Type of Document Dissertation Author Rodet, Cortney Stephen URN etd-04062011-101127 Title Essays and Experiments in Political Economy Degree Doctor of Philosophy Department Economics, Department of Advisory Committee
Advisor Name Title David J. Cooper Committee Chair R. Mark Isaac Committee Member Randall G. Holcombe Committee Member John T. Scholz University Representative Keywords
- Pork Barrel
- Drug Cartels
Date of Defense 2011-03-18 Availability unrestricted AbstractThis dissertation presents three papers that can be generally categorized as political economy. Though they differ in topic and methodology, a unifying theme is accountability. The first two papers focus on political accountability and the factors that influence a voterís decision to hold representatives responsible for their choices. Such factors include seniority advantage, information, and pork barrel spending. The third paper offers a look at the effects of a lack of accountability among police forces in Rio de Janeiroís favelas and the peculiar institution that has arisen as a result.
In the standard principal-agent relationship, a promise of long-term employment is considered a tool for ensuring quality performance on the part of the agent; however, in the political realm, the benefits that voters experience by having a senior politician empower the agent. I have constructed models to separately test the implications of term-limits as well as the information available to voters using laboratory experiments. In theory, term limits are meant to reduce the cost of replacing a senior incumbent who shirks. They should also dampen the effects of redistributive pork-barrel spending. I find that seniority is highly influential in votersí decisions even when incumbents support policies the median voter does not agree with. Nonetheless, voters do respond to shirking as well as the reduced cost of replacing an incumbent when terms are limited; however, term limits do nothing to overcome the collective action problem inherent in politics. Despite the individual voter response to shirking and term limits, reelection rates of shirking incumbents are not affected.

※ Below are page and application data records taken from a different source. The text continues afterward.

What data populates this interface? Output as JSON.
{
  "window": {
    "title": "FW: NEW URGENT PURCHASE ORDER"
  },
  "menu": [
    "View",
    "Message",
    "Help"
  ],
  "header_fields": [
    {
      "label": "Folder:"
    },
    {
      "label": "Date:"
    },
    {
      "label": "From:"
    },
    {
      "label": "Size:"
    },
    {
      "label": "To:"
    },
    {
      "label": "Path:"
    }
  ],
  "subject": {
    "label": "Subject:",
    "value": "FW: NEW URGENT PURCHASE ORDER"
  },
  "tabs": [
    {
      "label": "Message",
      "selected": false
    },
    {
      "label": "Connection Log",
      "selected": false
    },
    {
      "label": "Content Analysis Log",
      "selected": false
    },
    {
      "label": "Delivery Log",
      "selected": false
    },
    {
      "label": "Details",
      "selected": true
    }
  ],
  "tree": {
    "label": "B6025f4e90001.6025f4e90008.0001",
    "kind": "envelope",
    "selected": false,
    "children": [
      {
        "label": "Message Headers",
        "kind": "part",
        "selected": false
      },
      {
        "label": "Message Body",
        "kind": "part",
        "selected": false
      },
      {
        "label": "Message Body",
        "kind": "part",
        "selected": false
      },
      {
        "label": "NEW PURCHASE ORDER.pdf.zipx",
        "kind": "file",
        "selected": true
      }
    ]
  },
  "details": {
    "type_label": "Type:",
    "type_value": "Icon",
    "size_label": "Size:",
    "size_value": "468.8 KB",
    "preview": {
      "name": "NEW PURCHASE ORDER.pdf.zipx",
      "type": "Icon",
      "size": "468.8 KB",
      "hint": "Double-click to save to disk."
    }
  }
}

Revealing information about incumbentsí choices is usually assumed to benefit voters, but seniority advantage is costly to give up. This might imply that voters disregard such information. We might also assume that information revelation should influence an incumbentís decision to shirk unless they are confident seniority insulates them from retribution. Results suggest that voters are significantly more responsive to incumbent shirking when information improves under certain conditions. Moreover, incumbents are less likely to shirk when voters are informed, but simply informing voters about their own incumbentís decisions is not enough to encourage accountability. I find that voters are more responsive when they can compare their own incumbentís behavior to others in the legislature. This provides a bench mark that allows them to compare their outcome to the overall norm. It also influences incumbent behavior. Although shirking does not completely cease, incumbents appear to be concerned with not being the worst offender which leads to a decrease in the negative impact on voters.
The third paper investigates the peculiar relationship between drug dealers, police and missionaries found in the favelas of Rio de Janeiro. Despite having socio-political control drug factions allow peace workers, like missionaries and NGOs, to operate in their territories. The objective is to explain why violently powerful dealers allow the presence of competitive rivals who offer a substitute good. A model is developed that does not rely on irrationality or perverse forms of altruism. Instead, it suggests that dealers allow missionaries to work in the favelas to avoid costly conflict with corrupt police forces. Police are feared and distrusted by favela residents due to brutality and criminality. If the police have not run factions out of a favela and taken over illegal activity completely, they collect payment from local faction leaders in exchange for permission to sale drugs and arms. Attempts to gain control of profitable territories make deadly skirmishes frequent. Innocent residents fall victim to this violence, but police action is rarely investigated and holding those involved accountable is even rarer. Instead, victims are reported to be involved in the drug trade, which the media and upper-classes accept despite protest by favela residents. I argue that this secrecy would not be possible if a missionary was a victim of such conflict. Because defense is costly, perhaps more so than the cost of losing customers from missionary efforts, drug factions rationally allow these rivals to operate to prevent police forces from attempting to take over territory.
In summary, accountability affects the relationship between citizen and state. This work is a positive analysis of this connection, but we are naturally led to ask normative questions. If issues like seniority and pork-barrel spending discourage voters from holding agents responsible for actions, what can we say about the condition of representative government? When citizens are abandoned by the state and no longer have police protection, can they truly rely on criminal factions to uphold social order, regardless of their tactics or motives?
Filename Size Approximate Download Time (Hours:Minutes:Seconds)
28.8 Modem 56K Modem ISDN (64 Kb) ISDN (128 Kb) Higher-speed Access Rodet_C_Dissertation_2011.pdf 2.68 Mb 00:12:24 00:06:22 00:05:35 00:02:47 00:00:14